A task force formed to investigate scarcity of government subsidised maize flour came face-t- face with reality on how millers and suppliers have conspired to starve Kenyans.
On Tuesday, during its first day of fact finding mission in Nyandarua County, the team’s preliminary findings showed that the conspiracy has effectively sabotaged government efforts to provide cheap flour.
The team formed by Nyandarua County Commissioner Samuel Kimiti was told of how millers and suppliers have deliberately imposed unfriendly business conditions since the introduction of the cheap flour.
Jamaa supermarkets proprietor, Elijah Thuku Karanja, confirmed that some traders bought and repackaged the maize flour to sell at higher prices.
In all outlets visited by the Justus Magangi-led task force, traders confessed that they sell the flour at Sh100, against the government directive of Sh90 for a 2kg packet and Sh47 for a 1kg packet.
“We have enough money to buy and stock the flour, but the suppliers have imposed unfavorable conditions. They demand that we must purchase the flour together with other items.
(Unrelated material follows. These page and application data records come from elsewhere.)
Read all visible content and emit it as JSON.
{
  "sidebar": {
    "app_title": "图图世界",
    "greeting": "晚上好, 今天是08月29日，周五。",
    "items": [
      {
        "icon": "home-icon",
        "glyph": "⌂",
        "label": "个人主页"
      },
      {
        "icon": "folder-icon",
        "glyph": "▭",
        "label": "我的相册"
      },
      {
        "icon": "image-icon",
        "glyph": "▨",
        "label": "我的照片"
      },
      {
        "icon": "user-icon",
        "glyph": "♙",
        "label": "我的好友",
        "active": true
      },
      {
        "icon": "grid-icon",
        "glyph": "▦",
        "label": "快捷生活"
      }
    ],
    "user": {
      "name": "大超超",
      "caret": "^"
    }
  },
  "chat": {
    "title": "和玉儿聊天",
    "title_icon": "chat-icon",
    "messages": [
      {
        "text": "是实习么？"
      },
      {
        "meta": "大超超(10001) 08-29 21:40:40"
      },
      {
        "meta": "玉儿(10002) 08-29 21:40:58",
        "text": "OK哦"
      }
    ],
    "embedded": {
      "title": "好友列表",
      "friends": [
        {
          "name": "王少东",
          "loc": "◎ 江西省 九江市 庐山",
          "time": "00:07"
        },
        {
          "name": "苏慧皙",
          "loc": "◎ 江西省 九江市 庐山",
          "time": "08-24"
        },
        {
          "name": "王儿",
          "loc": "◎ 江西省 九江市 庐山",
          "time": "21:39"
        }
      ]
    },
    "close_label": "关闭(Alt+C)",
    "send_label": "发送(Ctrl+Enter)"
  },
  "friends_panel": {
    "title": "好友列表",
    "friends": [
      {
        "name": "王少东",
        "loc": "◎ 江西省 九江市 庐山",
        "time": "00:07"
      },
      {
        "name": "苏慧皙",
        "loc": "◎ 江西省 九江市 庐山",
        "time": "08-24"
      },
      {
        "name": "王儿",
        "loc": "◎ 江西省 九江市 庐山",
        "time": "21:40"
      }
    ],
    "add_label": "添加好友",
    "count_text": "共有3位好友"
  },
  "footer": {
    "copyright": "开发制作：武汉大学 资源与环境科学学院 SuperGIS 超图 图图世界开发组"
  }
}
“They have also imposed a limit where I can only purchase 400 bales to supply my three supermarkets in one and half weeks,” said Mr Karanja.
He said that he gave up after his trucks were detained for days at suppliers who refused to sell the flour to him.
Of interest is that other brands of flour have completely disappeared in outlets visited in Mirangini and Ol Kalou sub-counties, which the traders termed as a well-calculated move to cause artificial shortage.
Mr Karanja said there was a possibility that the millers and suppliers are hiding part of maize sold to them by the government, waiting for the government to exhaust its resources and capitalise on the stage-managed shortage.
“We also know that maize importers stopped importing maize after introduction of subsidised maize flour, this is also creating a shortage of maize supply in the market.
“The best way to beat the cartels is for the government to allow any able trader to import maize with a tax waiver,” added Mr Karanja.
With such a move, maize will flood the markets forcing the cartels to release their stocks.
At Mirangini, area Deputy County Commissioner Omari Ali said to end the crisis, the government must stop relying on big millers and suppliers and make the maize available to small millers in rural arrears, and appoint special suppliers to supply retail shops.
“The maize should also be distributed through National Cereals and Produce Board (NCPB) for easy access to traders and community. All we need is to streamline the distribution network,” said Mr Ali.
John Njenga, a trader at Mirangini market said due to the profits margins and conditions imposed by the suppliers, most traders are unwilling to stock the flour.
“We buy the flour at Sh87, then we are expected to order with other items and we can only buy limited stocks. In addition, we are required to meet transport costs, that is why we sell the flour at Sh100,” Mr Njenga told the task force.
Like the deputy county commissioner, Mr Njenga said the solution lies in appointing honest traders targeting the retail outlets.
In the same town, Isaac Njuguna, said he made his orders three weeks ago, but his supplier is adamant to supply the flour after he declined to buy other slow moving commodities.
The supplier allows him a bale of maize flour in a week, to stock in a supermarket shop.
House Pride supermarket proprietor Lucy Wairimu was also of the opinion that the government should sell the subsidised maize to local traders.
“I was shocked to learn that a supplier I have dealt with for decades can impose such harsh conditions on me. He has the flour but insists I must purchase with other merchandise or I personally travel to his go-downs in Nakuru town.
“The profits margin do not allow me to transport from Nakuru, where I will also get limited supplies,” said Ms Wairimu.
Asked about general business environment by the task force chairman, Ms Wairimu replied: “You have been here for more than 30 minutes, but you have not spotted any customer, it’s because there is no flour, lack of maize flour has affected the entire businesses.”
At Tumaini market, Samson Macharia, owner of Umoja retail shop says he has never sold a packet of the subsidised maize flour.
“I only hear about it, I gave up when my distributor demanded I purchase selected commodities worth Sh2, 000 for every bale of maize flour. A bale of subsidised maize flour sells at Sh1, 050, meaning I was to spend double amount of money purchasing things I do not need,” said the trader.
He opted to go for locally milled flour retailing at between Sh65 to Sh70 per kilo.
Mr Kimiti, attributed the shortage and tricks used by dealers to lack of a serious miller plant in Nyandarua County, forcing the traders to order from outside the county.
Any trader disobeying the government directive on pricing will have their trading licenses cancelled, Mr Kimiti warned.